Source material:
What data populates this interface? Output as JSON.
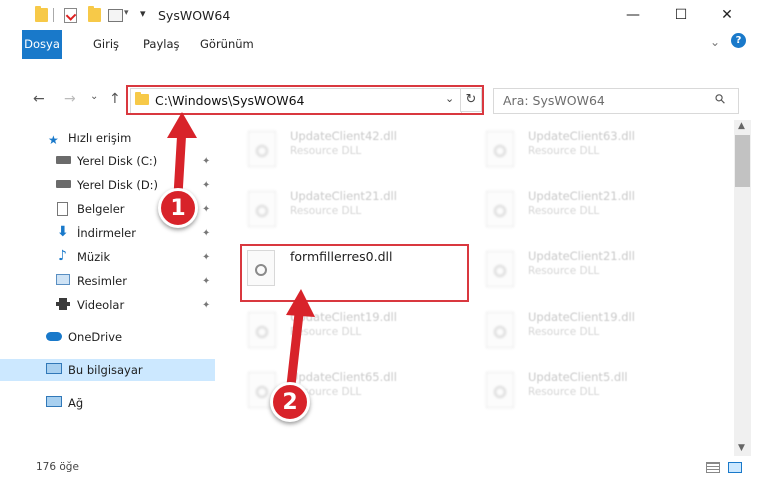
{
  "window": {
    "title": "SysWOW64",
    "controls": {
      "minimize": "—",
      "maximize": "☐",
      "close": "✕"
    }
  },
  "ribbon": {
    "tabs": [
      "Dosya",
      "Giriş",
      "Paylaş",
      "Görünüm"
    ],
    "expand_glyph": "⌄",
    "help_glyph": "?"
  },
  "nav": {
    "back": "←",
    "forward": "→",
    "recent": "⌄",
    "up": "↑",
    "address": "C:\\Windows\\SysWOW64",
    "address_dropdown": "⌄",
    "refresh": "↻",
    "search_placeholder": "Ara: SysWOW64",
    "search_glyph": "⚲"
  },
  "sidebar": {
    "quick_access": "Hızlı erişim",
    "items": [
      {
        "label": "Yerel Disk (C:)",
        "icon": "drive-icon"
      },
      {
        "label": "Yerel Disk (D:)",
        "icon": "drive-icon"
      },
      {
        "label": "Belgeler",
        "icon": "documents-icon"
      },
      {
        "label": "İndirmeler",
        "icon": "downloads-icon"
      },
      {
        "label": "Müzik",
        "icon": "music-icon"
      },
      {
        "label": "Resimler",
        "icon": "pictures-icon"
      },
      {
        "label": "Videolar",
        "icon": "videos-icon"
      }
    ],
    "onedrive": "OneDrive",
    "this_pc": "Bu bilgisayar",
    "network": "Ağ",
    "pin_glyph": "📌"
  },
  "files": {
    "featured": "formfillerres0.dll",
    "tiles": [
      {
        "name": "UpdateClient42.dll",
        "sub": "Resource DLL"
      },
      {
        "name": "UpdateClient63.dll",
        "sub": "Resource DLL"
      },
      {
        "name": "UpdateClient21.dll",
        "sub": "Resource DLL"
      },
      {
        "name": "UpdateClient21.dll",
        "sub": "Resource DLL"
      },
      {
        "name": "UpdateClient21.dll",
        "sub": "Resource DLL"
      },
      {
        "name": "UpdateClient19.dll",
        "sub": "Resource DLL"
      },
      {
        "name": "UpdateClient19.dll",
        "sub": "Resource DLL"
      },
      {
        "name": "UpdateClient65.dll",
        "sub": "Resource DLL"
      },
      {
        "name": "UpdateClient5.dll",
        "sub": "Resource DLL"
      }
    ]
  },
  "status": {
    "count": "176 öğe"
  },
  "annotations": {
    "step1": "1",
    "step2": "2",
    "color": "#d8232a"
  }
}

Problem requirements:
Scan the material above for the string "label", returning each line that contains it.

Response:
        "label": "Yerel Disk (C:)",
        "label": "Yerel Disk (D:)",
        "label": "Belgeler",
        "label": "İndirmeler",
        "label": "Müzik",
        "label": "Resimler",
        "label": "Videolar",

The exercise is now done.